[Start of section]
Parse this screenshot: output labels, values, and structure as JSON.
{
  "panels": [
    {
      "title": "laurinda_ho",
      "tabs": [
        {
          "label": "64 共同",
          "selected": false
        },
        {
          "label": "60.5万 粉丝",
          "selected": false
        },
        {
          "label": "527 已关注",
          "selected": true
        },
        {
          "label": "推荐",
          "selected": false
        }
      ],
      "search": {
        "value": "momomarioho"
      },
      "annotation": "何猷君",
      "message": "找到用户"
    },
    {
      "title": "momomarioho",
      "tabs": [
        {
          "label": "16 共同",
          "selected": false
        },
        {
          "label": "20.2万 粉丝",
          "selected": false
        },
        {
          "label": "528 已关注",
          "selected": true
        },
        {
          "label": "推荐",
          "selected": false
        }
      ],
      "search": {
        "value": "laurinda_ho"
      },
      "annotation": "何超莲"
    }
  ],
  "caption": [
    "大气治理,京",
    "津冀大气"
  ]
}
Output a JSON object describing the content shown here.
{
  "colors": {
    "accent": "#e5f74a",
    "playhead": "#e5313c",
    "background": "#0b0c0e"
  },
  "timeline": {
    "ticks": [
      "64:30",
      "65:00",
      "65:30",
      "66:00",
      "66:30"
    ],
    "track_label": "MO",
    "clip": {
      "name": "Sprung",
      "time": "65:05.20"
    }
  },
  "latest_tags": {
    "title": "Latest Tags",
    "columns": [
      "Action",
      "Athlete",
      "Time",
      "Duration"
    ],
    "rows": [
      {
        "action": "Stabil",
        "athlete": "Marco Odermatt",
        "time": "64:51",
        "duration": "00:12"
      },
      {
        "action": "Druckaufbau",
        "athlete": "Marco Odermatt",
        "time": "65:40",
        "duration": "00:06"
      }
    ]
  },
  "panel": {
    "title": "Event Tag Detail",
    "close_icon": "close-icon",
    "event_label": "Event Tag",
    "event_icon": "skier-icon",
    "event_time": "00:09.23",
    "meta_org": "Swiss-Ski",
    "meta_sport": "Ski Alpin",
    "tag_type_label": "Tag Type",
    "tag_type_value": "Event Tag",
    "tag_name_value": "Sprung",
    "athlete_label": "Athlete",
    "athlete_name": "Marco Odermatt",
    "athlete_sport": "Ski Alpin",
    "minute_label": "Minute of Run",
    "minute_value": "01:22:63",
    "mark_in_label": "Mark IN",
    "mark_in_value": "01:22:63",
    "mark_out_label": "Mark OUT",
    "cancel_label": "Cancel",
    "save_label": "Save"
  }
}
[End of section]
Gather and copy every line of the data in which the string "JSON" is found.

| Task result |
Parse this screenshot: output labels, values, and structure as JSON.
Output a JSON object describing the content shown here.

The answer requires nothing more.